By Beverly Brodsky
Letters from Palestine: Palestinians Speak out about Their Lives, Their Country, and the Power of Nonviolence. Kenneth Ring and Ghassan Abdullah.
“Papers, please!” This demand from a French official in the film Casablanca reminds us of the iconic Nazi means of control, that people were not free to travel, and that certain people, like the fictional Victor Laszlo , who was fighting for freedom, were singled out for oppression, arrest, and torture. There is a great need for the world, especially the Jewish Diaspora, to listen to Palestinians’ perspectives, and Letters provides an excellent opportunity to do so.
Your heart will be stirred and opened by the letters from young Palestinians living abroad, as well as those in the West Bank and Gaza Strip. You will hear from people like journalist Mohammed Omer, who was honored in Sweden, but tortured in Israel for speaking the truth about Gaza. Palestinians are bewildered and outraged at the cruelty they suffer due to the Pass system, enforced by gun-toting soldiers who are trained to speak only three phrases in Arabic: “Forbidden! Stop or I’ll Shoot! and Go Back.” Then there’s the so-called Apartheid Wall (in the West Bank), a physical barrier between the two peoples. Palestinians have no rights to return to their former villages, many of which are unrecognizably altered by Israeli settlers. Mr. Omer says he believes that the underlying problem is that there is no Israeli constitution, and so no universal human rights. One exception to land confiscation is Daoud Nassar, who is still fighting for his family’s land in court, while opening it to other people from around the world, planting trees and building peace.

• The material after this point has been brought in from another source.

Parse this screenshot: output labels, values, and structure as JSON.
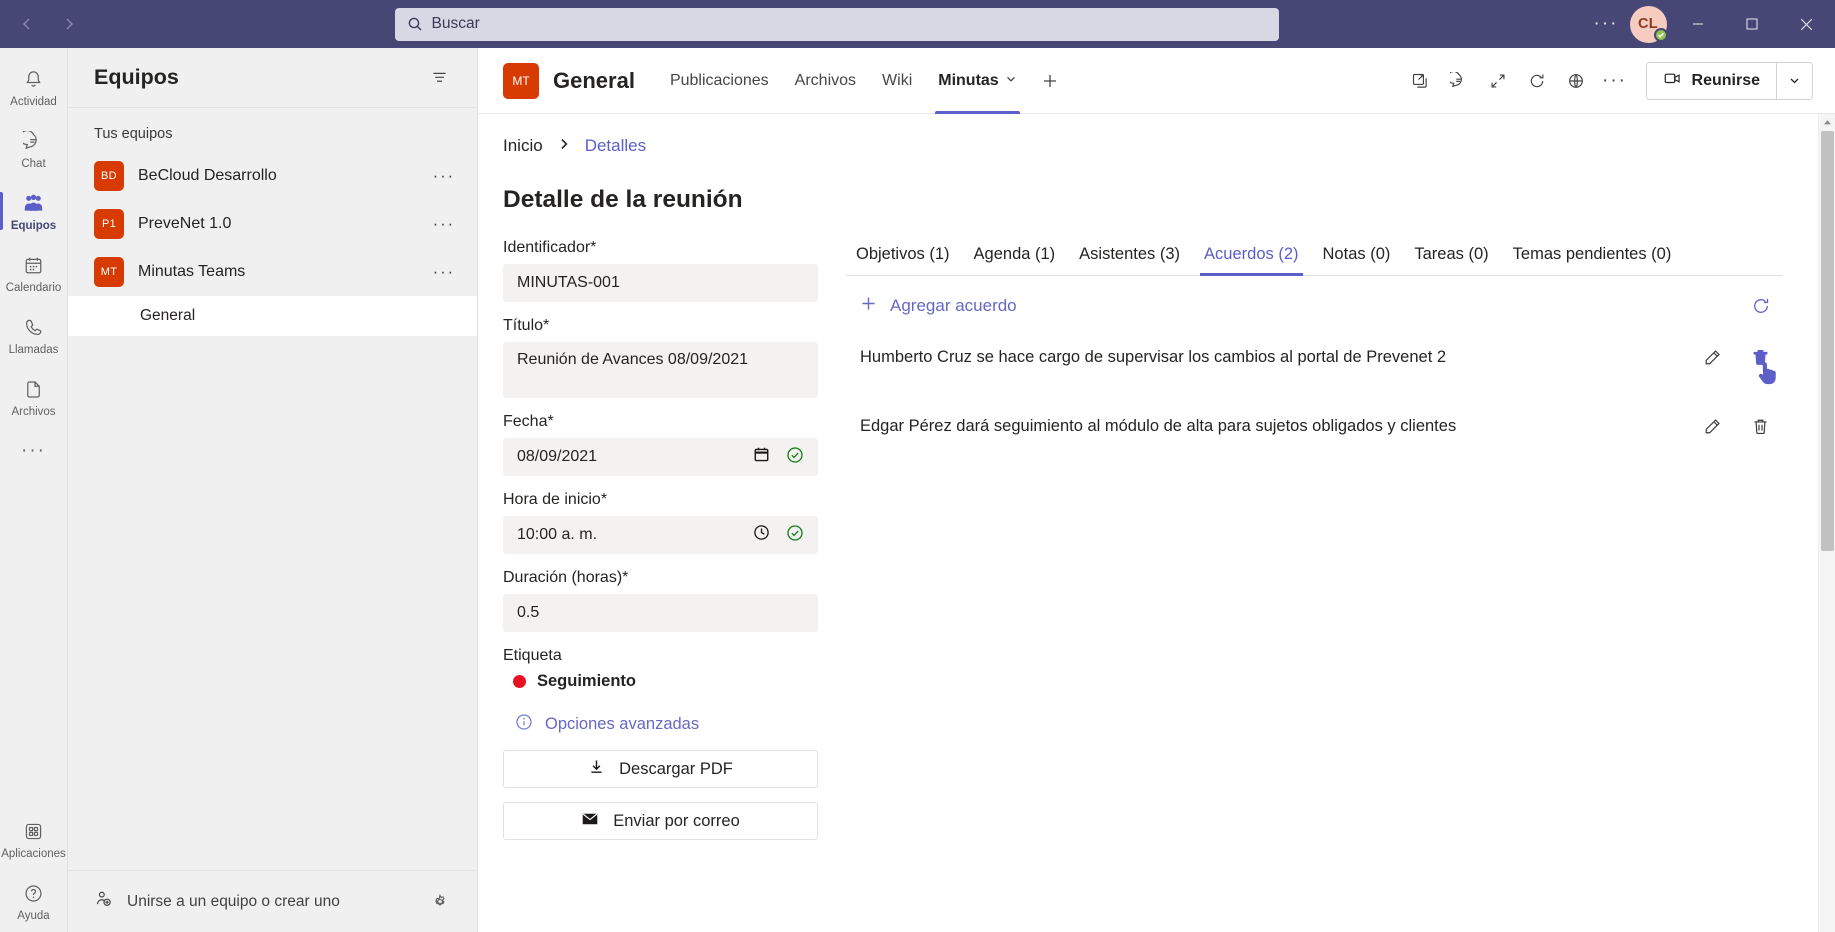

Much like the native peoples in other colonial lands, the Palestinians were herded into these two reservations or ghettos, where they are now being cut off from essentials, even their own future, with hundreds of education-hungry students not allowed to accept scholarships. The Gaza strip is like the world’s largest prison, with 1.5 million Gazans, and is blockaded, not just from weapons, but also from necessities like medicine. After its bombardment at the end of 2008, Mazin Qumsiyeh writes a poignant chapter from Bethlehem called: “Sometimes the dead are envied.”
There can be no peace in Israel, and indeed the world, unless people understand and honor the Palestinian position. The people in this book are not terrorists; rather, they must live with an occupier who insolently demands their papers, jails or kills them, destroys their homes (sometimes more than once), their security, even their future. Israel is hailed as the only democracy in the Middle East. But actually, to be a true democracy, a better one, it needs a constitution and to recognize all people as equals. Israel must acknowledge the injustice of displacing people from their homes during its birth. Only then can there be reconciliation, as coauthor Ghassan Abdullah states. After going through Yad Vashem, the Holocaust museum, he inquires whether history’s victims, like the Jews after the Holocaust, and Palestinians today, are doomed to become tomorrow’s criminals?
It is vital that you read these letters, which give voice to the powerless and often unjustly despised Palestinians. Open your mind to the many first-hand stories in this book, which will inspire, touch and sometimes sadden you. Once you hear and really listen to these voices, you will never be the same again.
– This article was contributed to PalestineChronicle.com with author’s permission.